not been made since the 60s! They really do not print these targets anymore. Jim thought I should save it and paste up to reuse again. He only has half a dozen or so left as well. But it works great! First things first. Once the barrel is installed the front sight base has to be put on. Now this has to be as straight up and down as possible. Eyeball as best as you can and then put front sight on. Then put the rear sight on. Now the front and rear sights need to be exactly level to each other. Who needs an actual bubble level when you can eyeball it? We laid the rifle
down on side and put a metal straight-edge on both sights as seen in photo. Look level to you? Yep! Okay done. (Trust me, some people would roll over in grave knowing it was done this way with out a proper level) Now we bore sight it. Again the rear and fright sight pictures need to be as level as possible to make sure we get on paper at 100 yards to start. There is a little gizmo called a bore sight collimator. You attach it to the barrel in front of the front sight. Look through the rear sight and an X in the collimator should be in the center of the ring in the front
sight. Done. Next step is getting behind the rifle.

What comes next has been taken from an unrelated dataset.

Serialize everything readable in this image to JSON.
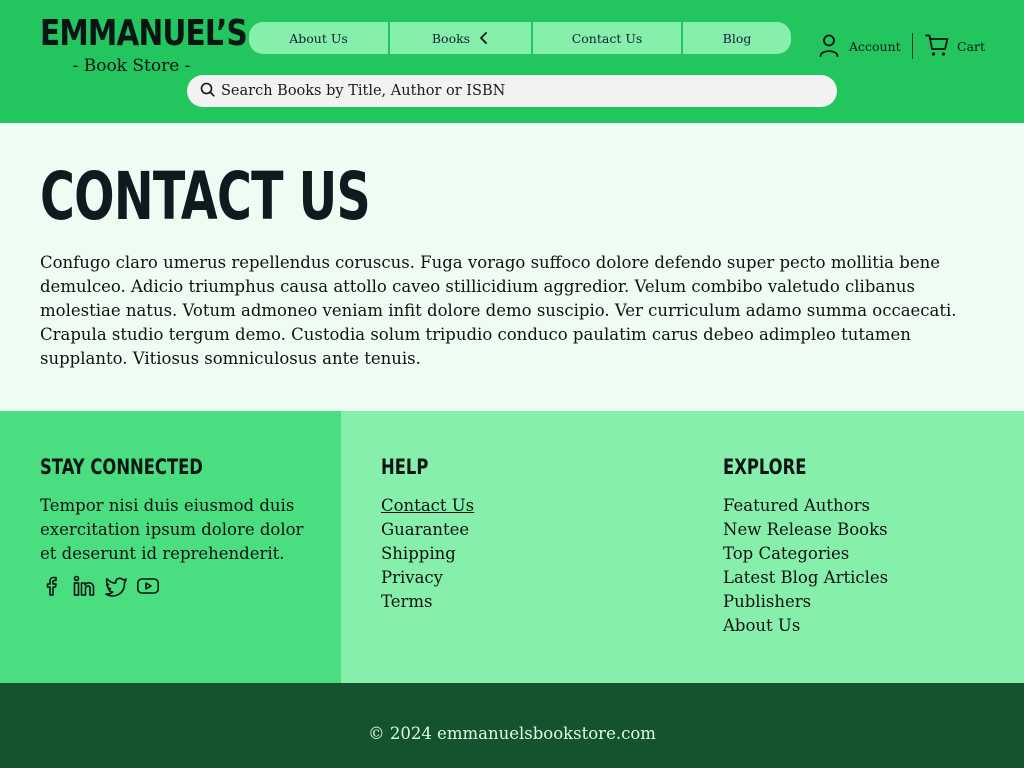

Being more comfortable in position than bench rest shooting I chose to sight in as I normally shoot. We set a basic bulls eye down at 100 yards and found the center of that. Now another little detail one needs to think about is the location of your zero on rear sight and front sight. There are notches on both. I want to make sure I leave myself room for adjustments to raise or lower sights. So they need to be comfortably in the middle of
the adjustment range of the sights. As you can see in the photo of the front sight that there are notches that are numbered. I need to have my “500 yard” zero at a point that I have room to lower the front sight so I can make it back to 1000 yards without running out of notches. Same concept for the rear sight. Each of the notches on the front sight are worth approximately 5-6 minutes. With a good 100 yard zero we then moved over to the M1 plumb target at a closer 50 yard distance. When hanging the target you also hang a plumb line in front of it and make sure that
center vertical line is straight. Very important to help make sure your elevation is perfect. I then set my sights at what should be 1000 yards from that 100 yard zero. I brought the front sight down 25 minutes and the rear sight up 12 minutes. One just knows this okay? If you look closely at the target you will see a line at near the top with 1000 yards marked on it. A few inches down from that is a tiny line or notch that is actually my 1000 yard mark. This notch is 19″ above the bulls eye at the bottom that I am aiming at. Remember, I am using completely different ammunition and the length of my barrel is much longer than an M1. Much flatter trajectory.
I want my shots to hit that little notch just to the left side of the plumb line. In this lower photo of the target with shots in it you can see this. Why to the left side? My interpretation is that since the twist of the barrel is to the right then your bullet spins that direction. Like throwing a football. By the time it reaches 1000 yards it will be at the center of that line. (Umm not the football) Eh Voila! I have my 1000 yard sight setting and since I know my “come-ups” to go backwards to 900, 800 and 600 I can easily get on paper and finely tune it then.
Well I think it is interesting anyway. Everyone has their own way of doing this. I like this old school method. Thank you again Jim for your help!
30CalGal! “Shoot Like A Lady! If You Can…..”